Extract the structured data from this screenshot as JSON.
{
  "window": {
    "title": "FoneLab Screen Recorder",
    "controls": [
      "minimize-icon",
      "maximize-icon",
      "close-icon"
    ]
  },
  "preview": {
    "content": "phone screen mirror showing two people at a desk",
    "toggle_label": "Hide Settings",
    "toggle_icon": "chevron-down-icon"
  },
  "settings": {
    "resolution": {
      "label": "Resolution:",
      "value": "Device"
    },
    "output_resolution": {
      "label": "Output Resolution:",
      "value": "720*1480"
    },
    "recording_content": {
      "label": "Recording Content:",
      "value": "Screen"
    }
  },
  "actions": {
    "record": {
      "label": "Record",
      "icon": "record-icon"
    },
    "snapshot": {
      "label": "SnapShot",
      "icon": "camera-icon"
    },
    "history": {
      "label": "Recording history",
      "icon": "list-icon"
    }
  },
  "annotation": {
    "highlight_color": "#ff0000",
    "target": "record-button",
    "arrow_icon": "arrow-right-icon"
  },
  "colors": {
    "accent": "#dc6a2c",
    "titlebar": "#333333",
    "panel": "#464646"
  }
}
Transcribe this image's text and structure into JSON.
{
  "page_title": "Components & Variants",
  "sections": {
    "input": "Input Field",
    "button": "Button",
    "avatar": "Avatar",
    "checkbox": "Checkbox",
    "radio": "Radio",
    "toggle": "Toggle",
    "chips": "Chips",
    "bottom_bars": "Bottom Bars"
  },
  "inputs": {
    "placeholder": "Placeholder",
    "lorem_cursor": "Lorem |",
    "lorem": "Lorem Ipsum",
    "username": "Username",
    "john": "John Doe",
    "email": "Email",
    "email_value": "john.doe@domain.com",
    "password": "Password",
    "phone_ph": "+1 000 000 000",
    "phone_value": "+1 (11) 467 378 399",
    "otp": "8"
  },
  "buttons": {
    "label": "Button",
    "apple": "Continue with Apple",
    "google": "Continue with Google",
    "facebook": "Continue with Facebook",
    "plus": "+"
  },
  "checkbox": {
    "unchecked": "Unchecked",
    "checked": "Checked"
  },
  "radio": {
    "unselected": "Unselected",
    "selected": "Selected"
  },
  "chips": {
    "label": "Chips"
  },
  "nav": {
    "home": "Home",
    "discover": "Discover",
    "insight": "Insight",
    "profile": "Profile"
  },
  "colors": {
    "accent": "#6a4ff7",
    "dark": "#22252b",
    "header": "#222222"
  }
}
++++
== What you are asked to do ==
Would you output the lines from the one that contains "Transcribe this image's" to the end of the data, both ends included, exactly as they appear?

== Solution for this task ==
Transcribe this image's text and structure into JSON.
{
  "page_title": "Components & Variants",
  "sections": {
    "input": "Input Field",
    "button": "Button",
    "avatar": "Avatar",
    "checkbox": "Checkbox",
    "radio": "Radio",
    "toggle": "Toggle",
    "chips": "Chips",
    "bottom_bars": "Bottom Bars"
  },
  "inputs": {
    "placeholder": "Placeholder",
    "lorem_cursor": "Lorem |",
    "lorem": "Lorem Ipsum",
    "username": "Username",
    "john": "John Doe",
    "email": "Email",
    "email_value": "john.doe@domain.com",
    "password": "Password",
    "phone_ph": "+1 000 000 000",
    "phone_value": "+1 (11) 467 378 399",
    "otp": "8"
  },
  "buttons": {
    "label": "Button",
    "apple": "Continue with Apple",
    "google": "Continue with Google",
    "facebook": "Continue with Facebook",
    "plus": "+"
  },
  "checkbox": {
    "unchecked": "Unchecked",
    "checked": "Checked"
  },
  "radio": {
    "unselected": "Unselected",
    "selected": "Selected"
  },
  "chips": {
    "label": "Chips"
  },
  "nav": {
    "home": "Home",
    "discover": "Discover",
    "insight": "Insight",
    "profile": "Profile"
  },
  "colors": {
    "accent": "#6a4ff7",
    "dark": "#22252b",
    "header": "#222222"
  }
}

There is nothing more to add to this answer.